**Your goal**
Set down the entries once more, exactly as they are written.

**The data**
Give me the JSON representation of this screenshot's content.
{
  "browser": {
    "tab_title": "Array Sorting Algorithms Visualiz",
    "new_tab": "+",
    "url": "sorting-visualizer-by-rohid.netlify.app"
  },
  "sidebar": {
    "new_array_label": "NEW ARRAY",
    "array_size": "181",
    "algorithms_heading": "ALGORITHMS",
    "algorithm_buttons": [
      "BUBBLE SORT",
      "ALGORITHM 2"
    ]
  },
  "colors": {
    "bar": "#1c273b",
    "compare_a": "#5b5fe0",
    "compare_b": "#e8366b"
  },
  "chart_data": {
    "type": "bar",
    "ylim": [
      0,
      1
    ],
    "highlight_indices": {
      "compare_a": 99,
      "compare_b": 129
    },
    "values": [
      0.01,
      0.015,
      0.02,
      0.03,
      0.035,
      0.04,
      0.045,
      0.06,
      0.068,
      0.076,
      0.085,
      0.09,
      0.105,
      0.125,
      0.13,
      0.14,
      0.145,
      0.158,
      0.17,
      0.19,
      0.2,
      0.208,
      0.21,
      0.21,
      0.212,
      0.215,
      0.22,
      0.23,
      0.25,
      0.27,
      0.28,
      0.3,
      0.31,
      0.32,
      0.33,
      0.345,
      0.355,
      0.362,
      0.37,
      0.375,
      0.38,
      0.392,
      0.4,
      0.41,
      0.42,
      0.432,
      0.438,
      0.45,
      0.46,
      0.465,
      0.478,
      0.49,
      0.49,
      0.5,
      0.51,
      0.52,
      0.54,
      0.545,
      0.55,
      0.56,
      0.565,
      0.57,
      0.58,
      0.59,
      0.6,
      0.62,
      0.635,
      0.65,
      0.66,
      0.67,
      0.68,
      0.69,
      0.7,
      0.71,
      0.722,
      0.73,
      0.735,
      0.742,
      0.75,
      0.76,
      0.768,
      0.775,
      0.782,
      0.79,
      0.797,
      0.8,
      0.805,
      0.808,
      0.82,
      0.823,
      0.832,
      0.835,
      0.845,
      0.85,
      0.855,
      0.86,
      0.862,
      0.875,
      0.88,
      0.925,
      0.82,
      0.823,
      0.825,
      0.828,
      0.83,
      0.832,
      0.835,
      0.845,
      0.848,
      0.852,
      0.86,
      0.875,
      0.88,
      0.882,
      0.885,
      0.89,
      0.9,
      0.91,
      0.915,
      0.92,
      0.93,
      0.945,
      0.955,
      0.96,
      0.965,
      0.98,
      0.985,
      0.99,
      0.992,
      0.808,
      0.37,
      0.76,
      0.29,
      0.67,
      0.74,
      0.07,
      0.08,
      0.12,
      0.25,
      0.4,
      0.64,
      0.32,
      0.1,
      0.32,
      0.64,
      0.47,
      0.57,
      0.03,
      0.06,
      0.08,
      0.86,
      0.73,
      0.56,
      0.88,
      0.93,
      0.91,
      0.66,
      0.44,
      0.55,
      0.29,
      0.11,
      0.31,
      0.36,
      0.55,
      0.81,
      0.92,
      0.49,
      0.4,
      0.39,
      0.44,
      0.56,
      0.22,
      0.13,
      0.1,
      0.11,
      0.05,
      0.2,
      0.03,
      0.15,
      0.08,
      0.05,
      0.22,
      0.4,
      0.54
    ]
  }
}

**Answer**
Give me the JSON representation of this screenshot's content.
{
  "browser": {
    "tab_title": "Array Sorting Algorithms Visualiz",
    "new_tab": "+",
    "url": "sorting-visualizer-by-rohid.netlify.app"
  },
  "sidebar": {
    "new_array_label": "NEW ARRAY",
    "array_size": "181",
    "algorithms_heading": "ALGORITHMS",
    "algorithm_buttons": [
      "BUBBLE SORT",
      "ALGORITHM 2"
    ]
  },
  "colors": {
    "bar": "#1c273b",
    "compare_a": "#5b5fe0",
    "compare_b": "#e8366b"
  },
  "chart_data": {
    "type": "bar",
    "ylim": [
      0,
      1
    ],
    "highlight_indices": {
      "compare_a": 99,
      "compare_b": 129
    },
    "values": [
      0.01,
      0.015,
      0.02,
      0.03,
      0.035,
      0.04,
      0.045,
      0.06,
      0.068,
      0.076,
      0.085,
      0.09,
      0.105,
      0.125,
      0.13,
      0.14,
      0.145,
      0.158,
      0.17,
      0.19,
      0.2,
      0.208,
      0.21,
      0.21,
      0.212,
      0.215,
      0.22,
      0.23,
      0.25,
      0.27,
      0.28,
      0.3,
      0.31,
      0.32,
      0.33,
      0.345,
      0.355,
      0.362,
      0.37,
      0.375,
      0.38,
      0.392,
      0.4,
      0.41,
      0.42,
      0.432,
      0.438,
      0.45,
      0.46,
      0.465,
      0.478,
      0.49,
      0.49,
      0.5,
      0.51,
      0.52,
      0.54,
      0.545,
      0.55,
      0.56,
      0.565,
      0.57,
      0.58,
      0.59,
      0.6,
      0.62,
      0.635,
      0.65,
      0.66,
      0.67,
      0.68,
      0.69,
      0.7,
      0.71,
      0.722,
      0.73,
      0.735,
      0.742,
      0.75,
      0.76,
      0.768,
      0.775,
      0.782,
      0.79,
      0.797,
      0.8,
      0.805,
      0.808,
      0.82,
      0.823,
      0.832,
      0.835,
      0.845,
      0.85,
      0.855,
      0.86,
      0.862,
      0.875,
      0.88,
      0.925,
      0.82,
      0.823,
      0.825,
      0.828,
      0.83,
      0.832,
      0.835,
      0.845,
      0.848,
      0.852,
      0.86,
      0.875,
      0.88,
      0.882,
      0.885,
      0.89,
      0.9,
      0.91,
      0.915,
      0.92,
      0.93,
      0.945,
      0.955,
      0.96,
      0.965,
      0.98,
      0.985,
      0.99,
      0.992,
      0.808,
      0.37,
      0.76,
      0.29,
      0.67,
      0.74,
      0.07,
      0.08,
      0.12,
      0.25,
      0.4,
      0.64,
      0.32,
      0.1,
      0.32,
      0.64,
      0.47,
      0.57,
      0.03,
      0.06,
      0.08,
      0.86,
      0.73,
      0.56,
      0.88,
      0.93,
      0.91,
      0.66,
      0.44,
      0.55,
      0.29,
      0.11,
      0.31,
      0.36,
      0.55,
      0.81,
      0.92,
      0.49,
      0.4,
      0.39,
      0.44,
      0.56,
      0.22,
      0.13,
      0.1,
      0.11,
      0.05,
      0.2,
      0.03,
      0.15,
      0.08,
      0.05,
      0.22,
      0.4,
      0.54
    ]
  }
}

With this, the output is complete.